The possessive determiners for 1st and 2nd person and the 3rd person reﬂexive have the strong adjectival inﬂection. The singular forms minn, þinn, sinn are similar to the deﬁnite article, except that the root i is lengthened before a single -n, and the neuter singular nominative/accusative has a double t . In the dual forms okkarr and ykkarr, the second vowel a changes to u under u-umlaut in the nominative feminine singular and the nominative/accusative neuter plural. Before a sufﬁx starting with a vowel, the a is lost under contraction.
The nominative is engi in both the masculine and the feminine, and ekki in the neuter (also accusative). The masculine and neuter genitive is enskis. The other forms are like regular adjectives. This word also appears with the stem øngv-. 2 The weak adjectival declension There are two weak adjectival declensions, one for adjectives in the positive and the superlative (Weak 1), and one for adjectives in the comparative and for present participles (Weak 2). (i) The Weak 1 declension In the singular, the forms of this declension come from the weak a-class (masculine), u-class (feminine), and neuter class.
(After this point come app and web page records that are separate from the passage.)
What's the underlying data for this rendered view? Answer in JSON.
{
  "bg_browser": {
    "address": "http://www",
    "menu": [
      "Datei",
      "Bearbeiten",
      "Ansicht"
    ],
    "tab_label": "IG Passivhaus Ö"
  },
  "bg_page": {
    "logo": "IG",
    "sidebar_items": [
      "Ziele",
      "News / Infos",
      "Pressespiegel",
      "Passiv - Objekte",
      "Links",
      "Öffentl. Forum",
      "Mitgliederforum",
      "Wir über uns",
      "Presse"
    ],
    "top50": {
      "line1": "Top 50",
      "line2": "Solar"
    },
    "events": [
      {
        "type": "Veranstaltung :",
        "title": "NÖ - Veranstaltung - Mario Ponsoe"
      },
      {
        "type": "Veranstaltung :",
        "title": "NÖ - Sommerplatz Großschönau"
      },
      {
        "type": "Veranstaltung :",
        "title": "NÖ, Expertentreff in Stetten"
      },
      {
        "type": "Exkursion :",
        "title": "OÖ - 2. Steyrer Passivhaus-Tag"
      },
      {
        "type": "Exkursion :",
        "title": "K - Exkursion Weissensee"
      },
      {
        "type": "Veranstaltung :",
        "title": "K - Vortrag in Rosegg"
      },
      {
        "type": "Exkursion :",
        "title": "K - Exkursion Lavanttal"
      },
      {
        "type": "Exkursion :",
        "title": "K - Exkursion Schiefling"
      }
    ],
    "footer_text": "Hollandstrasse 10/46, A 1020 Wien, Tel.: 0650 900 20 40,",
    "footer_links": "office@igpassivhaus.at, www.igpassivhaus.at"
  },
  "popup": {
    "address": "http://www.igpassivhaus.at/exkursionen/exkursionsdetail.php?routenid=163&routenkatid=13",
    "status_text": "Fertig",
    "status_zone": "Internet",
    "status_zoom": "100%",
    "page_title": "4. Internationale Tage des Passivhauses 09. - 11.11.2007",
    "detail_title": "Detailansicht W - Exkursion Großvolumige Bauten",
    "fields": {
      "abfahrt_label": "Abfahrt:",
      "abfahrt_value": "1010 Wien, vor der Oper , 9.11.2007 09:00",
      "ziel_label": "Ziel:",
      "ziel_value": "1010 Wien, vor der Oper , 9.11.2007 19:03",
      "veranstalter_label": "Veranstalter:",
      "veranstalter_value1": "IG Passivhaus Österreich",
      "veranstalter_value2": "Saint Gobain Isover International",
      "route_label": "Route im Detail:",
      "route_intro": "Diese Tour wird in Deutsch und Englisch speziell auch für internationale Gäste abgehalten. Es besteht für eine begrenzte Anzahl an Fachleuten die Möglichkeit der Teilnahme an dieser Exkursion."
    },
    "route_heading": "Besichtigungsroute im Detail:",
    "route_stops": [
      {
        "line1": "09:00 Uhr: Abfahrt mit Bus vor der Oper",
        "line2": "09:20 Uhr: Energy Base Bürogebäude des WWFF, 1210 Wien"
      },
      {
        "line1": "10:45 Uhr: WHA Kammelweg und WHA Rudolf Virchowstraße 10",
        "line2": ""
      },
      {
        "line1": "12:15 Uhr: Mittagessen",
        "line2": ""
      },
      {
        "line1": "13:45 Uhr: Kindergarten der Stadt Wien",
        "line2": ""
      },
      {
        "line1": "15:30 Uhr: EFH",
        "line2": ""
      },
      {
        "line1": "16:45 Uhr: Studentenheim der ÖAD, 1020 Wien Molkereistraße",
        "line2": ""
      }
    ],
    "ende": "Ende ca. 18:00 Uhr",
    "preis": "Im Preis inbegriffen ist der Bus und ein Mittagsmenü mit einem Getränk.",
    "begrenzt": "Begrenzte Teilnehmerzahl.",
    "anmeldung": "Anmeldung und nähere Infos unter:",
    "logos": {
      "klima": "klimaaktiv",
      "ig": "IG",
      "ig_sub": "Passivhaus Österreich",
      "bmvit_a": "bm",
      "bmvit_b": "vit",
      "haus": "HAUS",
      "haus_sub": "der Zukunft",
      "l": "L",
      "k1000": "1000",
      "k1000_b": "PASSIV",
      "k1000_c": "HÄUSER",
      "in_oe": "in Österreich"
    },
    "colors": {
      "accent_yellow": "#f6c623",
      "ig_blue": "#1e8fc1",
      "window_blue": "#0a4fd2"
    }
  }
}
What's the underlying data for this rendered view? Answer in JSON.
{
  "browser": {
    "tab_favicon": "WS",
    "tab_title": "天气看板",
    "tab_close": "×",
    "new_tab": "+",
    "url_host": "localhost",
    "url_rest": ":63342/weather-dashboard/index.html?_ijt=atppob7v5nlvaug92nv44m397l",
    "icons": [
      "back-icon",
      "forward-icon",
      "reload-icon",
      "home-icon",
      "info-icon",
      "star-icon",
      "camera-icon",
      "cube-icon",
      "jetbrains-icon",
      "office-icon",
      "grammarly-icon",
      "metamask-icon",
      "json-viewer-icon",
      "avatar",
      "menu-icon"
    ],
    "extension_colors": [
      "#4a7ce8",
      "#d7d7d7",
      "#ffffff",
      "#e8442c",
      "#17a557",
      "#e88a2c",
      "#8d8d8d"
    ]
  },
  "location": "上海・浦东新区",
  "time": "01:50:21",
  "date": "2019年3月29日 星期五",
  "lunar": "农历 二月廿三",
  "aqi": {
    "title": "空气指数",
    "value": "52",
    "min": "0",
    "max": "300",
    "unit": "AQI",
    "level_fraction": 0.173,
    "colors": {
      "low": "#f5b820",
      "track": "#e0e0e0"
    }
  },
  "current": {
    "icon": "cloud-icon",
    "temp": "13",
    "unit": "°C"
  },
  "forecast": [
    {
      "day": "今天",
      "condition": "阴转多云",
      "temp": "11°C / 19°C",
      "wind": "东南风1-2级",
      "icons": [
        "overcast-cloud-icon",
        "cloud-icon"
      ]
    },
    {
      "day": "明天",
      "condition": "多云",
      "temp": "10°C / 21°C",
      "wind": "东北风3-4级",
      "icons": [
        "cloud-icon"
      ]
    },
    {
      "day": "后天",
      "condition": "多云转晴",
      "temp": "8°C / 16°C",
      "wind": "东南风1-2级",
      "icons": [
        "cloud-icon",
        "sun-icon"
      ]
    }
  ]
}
The underlying a turns up only in the genitive singular and plural, where the sufﬁxes are -ar and -a, respectively. Below is the complete paradigm for vollr ‘ﬁeld’: N A D G Singular Plural vollr voll velli vallar vellir vollu vollum valla The u-class includes common nouns such as bollr ‘ball’, goltr ‘hog’, vottr ‘glove’, orn ‘eagle’. The underlying root vowel is short a. Since a long á was eventually rounded throughout (cf. 2) it did not change under u-umlaut: háttr ‘way, manner’, áss ‘god’. Nouns with other vowels without u-umlaut include friðr ‘peace’, litr ‘colour’, verðr ‘meal’.